Strangford MLA and former UUP leader Mike Nesbitt said he did not like to look at the issue “as a binary”.
“I would vote for law reform so abortion was available in cases of sexual crimes and fatal foetal abnormality,” he said.
“I would no more insist a woman go full term than I would force them to abort. It has to be their decision.”
East Antrim MLA Roy Beggs said he was “somewhere in the middle”.
“I am not black and white,” he said.
“I am not in favour of abortion on demand. Having spoken to a number of women who had suffered fatal foetal abnormality I recognise their plight.”
Upper Bann MLA Doug Beattie said he was “quite strongly pro-choice”. South Antrim MLA Steve Aiken said he was “a very strong supporter of women’s rights”.East Belfast MLA Andy Allen said he wanted to see “legislative change”, while East Antrim MLA John Stewart says he was “anti abortion but pro choice”.
The Alliance Party (which holds eight seats) also takes a conscience position.
Leader and East Belfast MLA Naomi Long said there are circumstances, including FFA, rape and incest, “in which termination may be the least worst option”.

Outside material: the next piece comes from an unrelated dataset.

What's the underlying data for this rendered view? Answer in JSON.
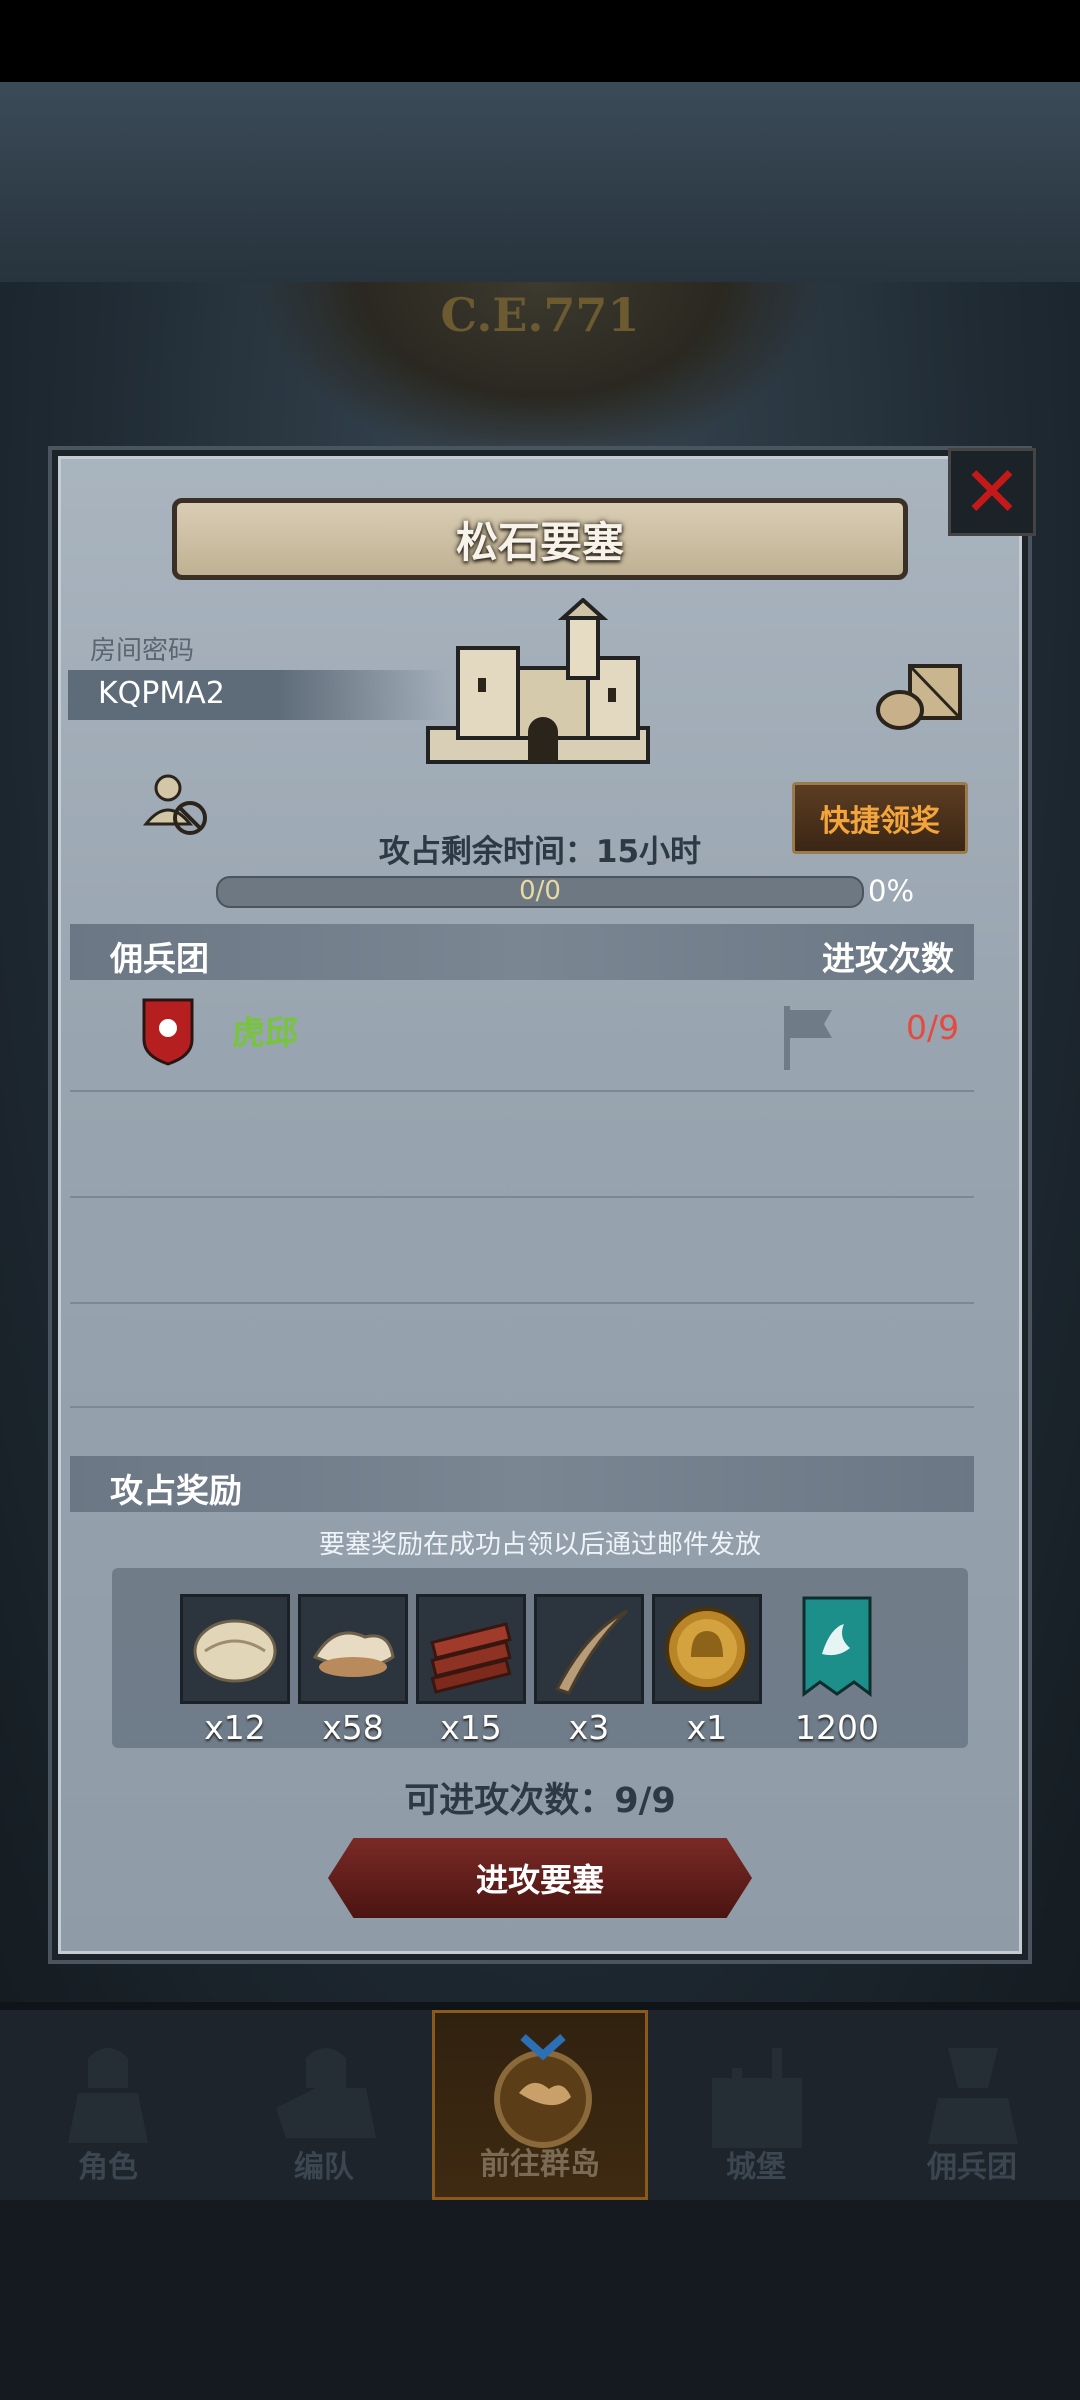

She said it was “not sustainable, safe or fair” for women to have to travel for abortion or take pills procured online, risking prosecution that may deter them from seeking medical help in related emergencies.
“As a deeply personal matter, I feel this should ultimately be for the woman to decide,” she said.

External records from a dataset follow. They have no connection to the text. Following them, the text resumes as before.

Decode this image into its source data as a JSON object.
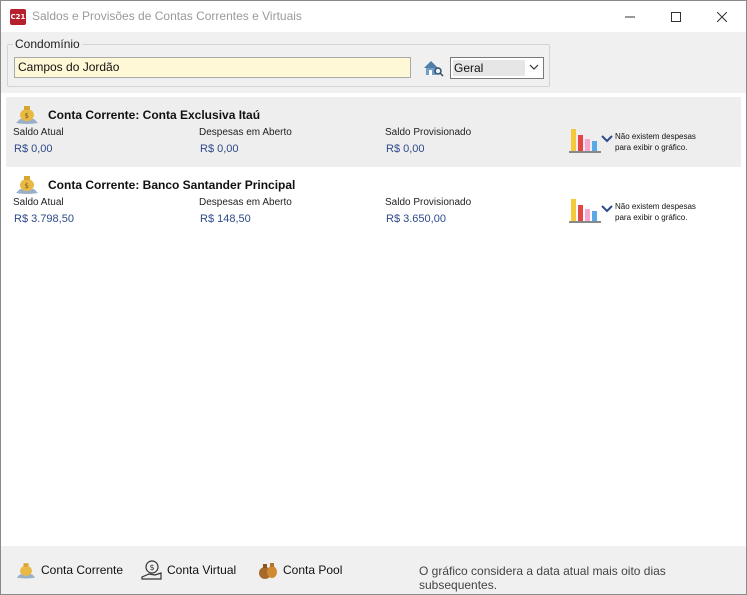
{
  "window": {
    "title": "Saldos e Provisões de Contas Correntes e Virtuais",
    "app_icon_text": "C21"
  },
  "filter": {
    "group_label": "Condomínio",
    "condominio_value": "Campos do Jordão",
    "select_value": "Geral"
  },
  "columns": {
    "saldo_atual": "Saldo Atual",
    "despesas": "Despesas em Aberto",
    "saldo_provisionado": "Saldo Provisionado"
  },
  "accounts": [
    {
      "title": "Conta Corrente: Conta Exclusiva Itaú",
      "saldo_atual": "R$ 0,00",
      "despesas": "R$ 0,00",
      "saldo_provisionado": "R$ 0,00",
      "chart_note_line1": "Não existem despesas",
      "chart_note_line2": "para exibir o gráfico."
    },
    {
      "title": "Conta Corrente: Banco Santander Principal",
      "saldo_atual": "R$ 3.798,50",
      "despesas": "R$ 148,50",
      "saldo_provisionado": "R$ 3.650,00",
      "chart_note_line1": "Não existem despesas",
      "chart_note_line2": "para exibir o gráfico."
    }
  ],
  "footer": {
    "conta_corrente": "Conta Corrente",
    "conta_virtual": "Conta Virtual",
    "conta_pool": "Conta Pool",
    "note": "O gráfico considera a data atual mais oito dias subsequentes."
  },
  "colors": {
    "value_text": "#2e4a8a",
    "input_bg": "#fff8d6",
    "card_shade": "#eeeeee"
  }
}
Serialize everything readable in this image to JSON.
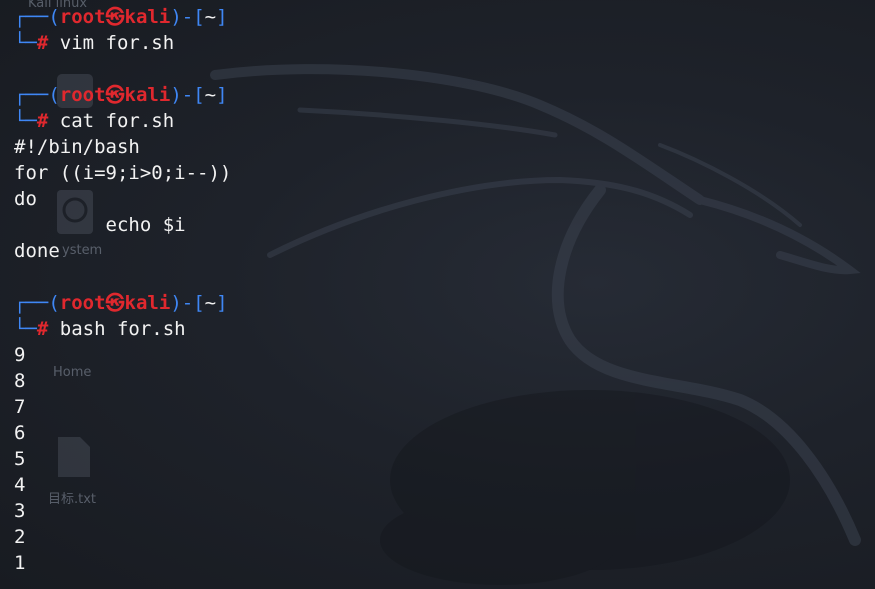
{
  "desktop": {
    "icons": [
      {
        "label": "Kali linux",
        "icon": "folder-icon"
      },
      {
        "label": "ystem",
        "icon": "disk-icon"
      },
      {
        "label": "Home",
        "icon": "home-folder-icon"
      },
      {
        "label": "目标.txt",
        "icon": "text-file-icon"
      }
    ]
  },
  "terminal": {
    "prompt": {
      "open_corner": "┌──(",
      "user": "root",
      "at_symbol": "㉿",
      "host": "kali",
      "close_open": ")-[",
      "path": "~",
      "close_bracket": "]",
      "second_corner": "└─",
      "hash": "#"
    },
    "blocks": [
      {
        "command": "vim for.sh",
        "output": []
      },
      {
        "command": "cat for.sh",
        "output": [
          "#!/bin/bash",
          "for ((i=9;i>0;i--))",
          "do",
          "        echo $i",
          "done"
        ]
      },
      {
        "command": "bash for.sh",
        "output": [
          "9",
          "8",
          "7",
          "6",
          "5",
          "4",
          "3",
          "2",
          "1"
        ]
      }
    ]
  },
  "colors": {
    "prompt_frame": "#3f87f5",
    "prompt_user_host": "#e0282e",
    "text": "#f2f2f2",
    "background": "#1c1f26"
  }
}
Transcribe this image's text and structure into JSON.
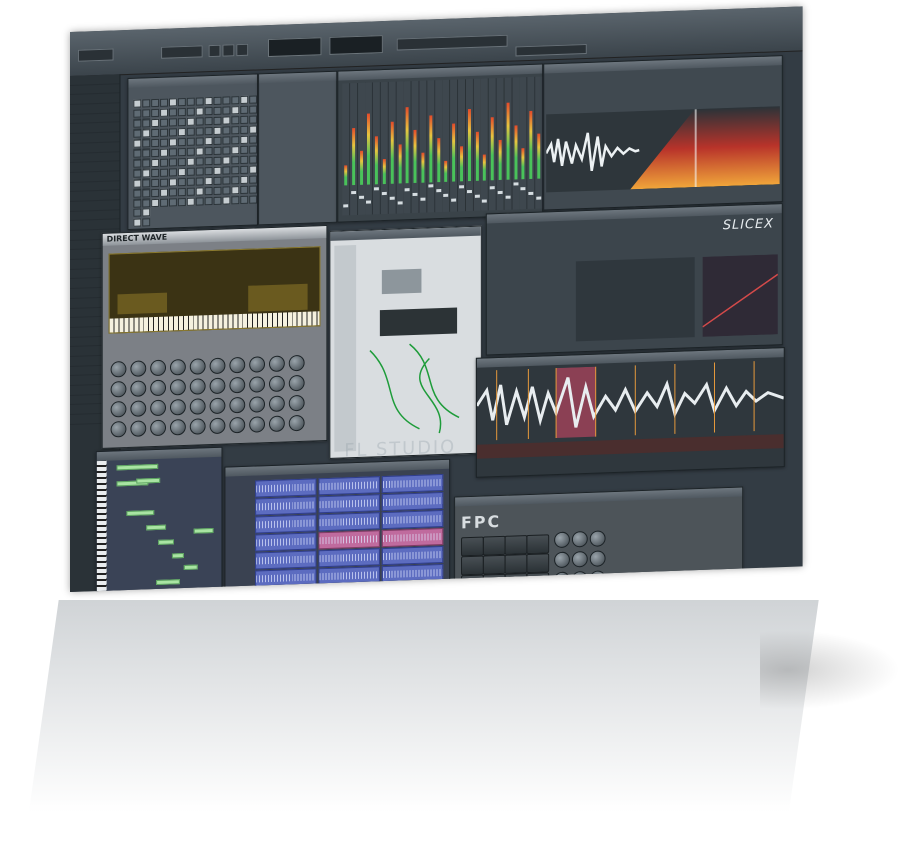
{
  "brand": {
    "directwave_logo": "DIRECT WAVE",
    "slicex_logo": "SLICEX",
    "fpc_logo": "FPC",
    "watermark": "FL STUDIO"
  },
  "colors": {
    "meter_top": "#e34a2a",
    "meter_mid": "#e7c43f",
    "meter_low": "#49c25a",
    "active_pad": "#8ff0ee",
    "clip_blue": "#5c6cc0",
    "clip_pink": "#c06b9e",
    "note_green": "#a9e4a3"
  },
  "icons": [
    "playlist-icon",
    "piano-roll-icon",
    "mixer-icon",
    "channel-rack-icon",
    "browser-icon"
  ]
}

“I therefore, support decriminalisation, with access to free, safe, legal termination within strict gestational limits. I do not support the extension of the 1967 Act to NI.”
Former Alliance leader, South Antrim MLA David Ford, proposed allowing abortions in cases of FFA while justice minster but was blocked by the Executive.

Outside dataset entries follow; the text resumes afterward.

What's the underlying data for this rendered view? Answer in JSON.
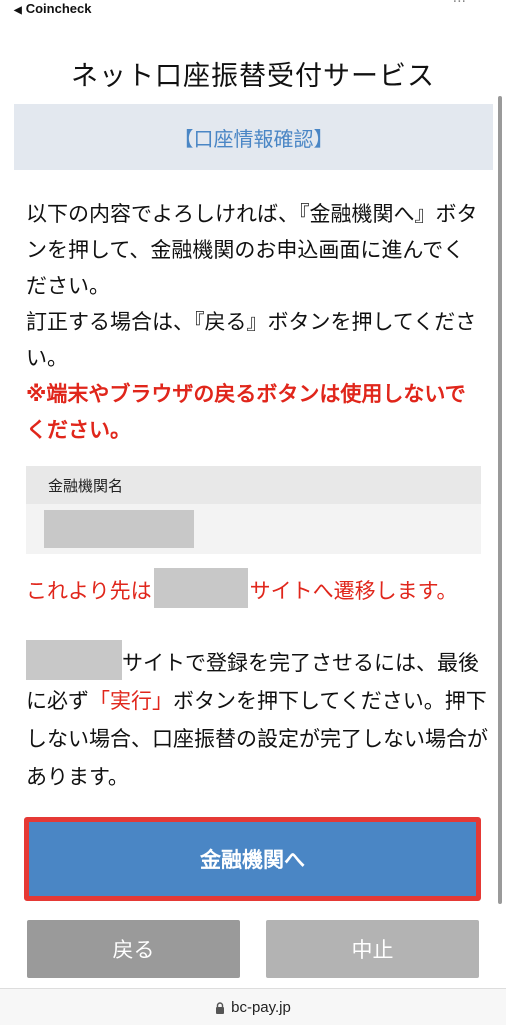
{
  "status_bar": {
    "back_arrow": "◀",
    "back_app": "Coincheck",
    "indicators": "···"
  },
  "page_title": "ネット口座振替受付サービス",
  "section_header": "【口座情報確認】",
  "intro": {
    "line1": "以下の内容でよろしければ、『金融機関へ』ボタンを押して、金融機関のお申込画面に進んでください。",
    "line2": "訂正する場合は、『戻る』ボタンを押してください。",
    "warning": "※端末やブラウザの戻るボタンは使用しないでください。"
  },
  "info_table": {
    "label": "金融機関名",
    "value_redacted": true
  },
  "transition_notice": {
    "prefix": "これより先は",
    "suffix": "サイトへ遷移します。"
  },
  "completion_notice": {
    "part1": "サイトで登録を完了させるには、最後に必ず",
    "exec_label": "「実行」",
    "part2": "ボタンを押下してください。押下しない場合、口座振替の設定が完了しない場合があります。"
  },
  "buttons": {
    "primary": "金融機関へ",
    "back": "戻る",
    "cancel": "中止"
  },
  "url_bar": {
    "url": "bc-pay.jp",
    "icon": "lock-icon"
  },
  "colors": {
    "accent_blue": "#4a86c5",
    "warning_red": "#e0261b",
    "highlight_border": "#e53935",
    "header_bg": "#e3e8ef"
  }
}
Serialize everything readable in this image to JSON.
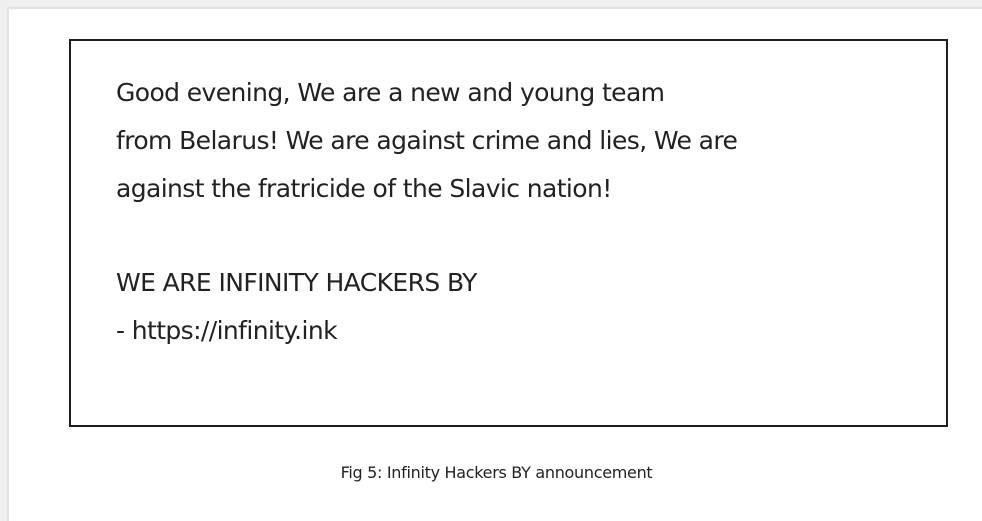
{
  "announcement": {
    "lines": [
      "Good evening, We are a new and young team",
      "from Belarus! We are against crime and lies, We are",
      "against the fratricide of the Slavic nation!"
    ],
    "signature": "WE ARE INFINITY HACKERS BY",
    "link": "- https://infinity.ink"
  },
  "caption": "Fig 5: Infinity Hackers BY announcement"
}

“Full decriminalisation is not the answer as there are issues re coercive control which mean it may well be appropriate to prosecute someone who has forced a woman to have an abortion,” he said
Green Party North Down and South Belfast MLAs Steven Agnew and Clare Bailey are both pro choice and want to see abortion “decriminalised without delay”.
“It is a health matter not a criminal issue,” Ms Bailey said.
People Before Profit
People Before Profit West Belfast MLA Gerry Carroll is pro choice.
“Abortion reform needs to happen now,” he said. “The Tories are sitting on their hands, worried about the DUP.”
Traditional Unionist Voice
TUV leader Jim Allister is anti-abortion and does not support any change in the law.
“I think our law is adequate and compassionate,” he said.
“It provides where there is serious risk to the health or life of the mother.”
Former justice minister and independent unionist MLA Claire Sugden said she did not “label” her position as she was “conflicted on the issue”.
“Ultimately, I believe women should have bodily autonomy,” she said.